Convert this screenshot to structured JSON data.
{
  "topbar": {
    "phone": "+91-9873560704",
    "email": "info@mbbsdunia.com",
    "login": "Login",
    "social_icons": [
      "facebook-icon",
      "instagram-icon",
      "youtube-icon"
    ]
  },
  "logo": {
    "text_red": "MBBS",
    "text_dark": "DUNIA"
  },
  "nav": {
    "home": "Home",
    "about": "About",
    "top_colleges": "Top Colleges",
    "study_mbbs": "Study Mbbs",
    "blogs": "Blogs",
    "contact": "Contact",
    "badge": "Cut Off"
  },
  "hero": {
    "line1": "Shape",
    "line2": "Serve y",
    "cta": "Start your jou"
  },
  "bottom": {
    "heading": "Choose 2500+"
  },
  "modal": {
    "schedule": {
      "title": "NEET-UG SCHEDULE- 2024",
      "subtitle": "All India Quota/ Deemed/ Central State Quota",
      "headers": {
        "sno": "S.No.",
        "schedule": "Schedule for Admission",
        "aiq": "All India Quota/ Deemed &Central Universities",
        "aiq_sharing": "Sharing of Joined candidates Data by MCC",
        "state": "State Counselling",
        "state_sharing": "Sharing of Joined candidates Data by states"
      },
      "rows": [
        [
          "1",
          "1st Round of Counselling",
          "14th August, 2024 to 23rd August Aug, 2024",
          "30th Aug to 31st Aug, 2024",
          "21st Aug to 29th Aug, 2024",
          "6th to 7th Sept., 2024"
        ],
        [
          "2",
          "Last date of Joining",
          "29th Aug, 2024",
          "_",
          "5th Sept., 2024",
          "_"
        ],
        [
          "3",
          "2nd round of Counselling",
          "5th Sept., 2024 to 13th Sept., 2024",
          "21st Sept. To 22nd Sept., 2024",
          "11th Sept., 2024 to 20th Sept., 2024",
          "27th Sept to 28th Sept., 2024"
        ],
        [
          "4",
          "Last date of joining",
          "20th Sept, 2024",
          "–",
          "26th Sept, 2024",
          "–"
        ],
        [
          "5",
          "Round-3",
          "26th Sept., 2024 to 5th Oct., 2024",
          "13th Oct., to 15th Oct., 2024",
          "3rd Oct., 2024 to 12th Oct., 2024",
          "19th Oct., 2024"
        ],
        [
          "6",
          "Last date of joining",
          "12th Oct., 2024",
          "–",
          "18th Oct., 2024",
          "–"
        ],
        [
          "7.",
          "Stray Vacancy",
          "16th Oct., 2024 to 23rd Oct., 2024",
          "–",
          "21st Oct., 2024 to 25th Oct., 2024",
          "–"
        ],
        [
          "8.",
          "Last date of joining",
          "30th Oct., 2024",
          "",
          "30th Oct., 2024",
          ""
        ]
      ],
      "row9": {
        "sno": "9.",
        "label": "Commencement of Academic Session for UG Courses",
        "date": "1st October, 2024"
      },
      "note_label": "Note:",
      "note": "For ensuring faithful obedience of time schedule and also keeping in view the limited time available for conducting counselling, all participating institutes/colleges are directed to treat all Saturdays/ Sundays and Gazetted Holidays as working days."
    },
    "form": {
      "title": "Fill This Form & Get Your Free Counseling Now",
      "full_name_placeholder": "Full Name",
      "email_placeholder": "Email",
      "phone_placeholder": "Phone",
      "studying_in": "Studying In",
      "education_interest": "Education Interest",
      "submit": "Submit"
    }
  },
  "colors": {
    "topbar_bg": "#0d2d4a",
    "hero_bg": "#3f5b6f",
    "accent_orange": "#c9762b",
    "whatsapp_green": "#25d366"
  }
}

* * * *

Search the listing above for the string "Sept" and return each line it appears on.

▶ _RESPONSE FOR THIS EXERCISE_:
          "6th to 7th Sept., 2024"
          "5th Sept., 2024",
          "5th Sept., 2024 to 13th Sept., 2024",
          "21st Sept. To 22nd Sept., 2024",
          "11th Sept., 2024 to 20th Sept., 2024",
          "27th Sept to 28th Sept., 2024"
          "20th Sept, 2024",
          "26th Sept, 2024",
          "26th Sept., 2024 to 5th Oct., 2024",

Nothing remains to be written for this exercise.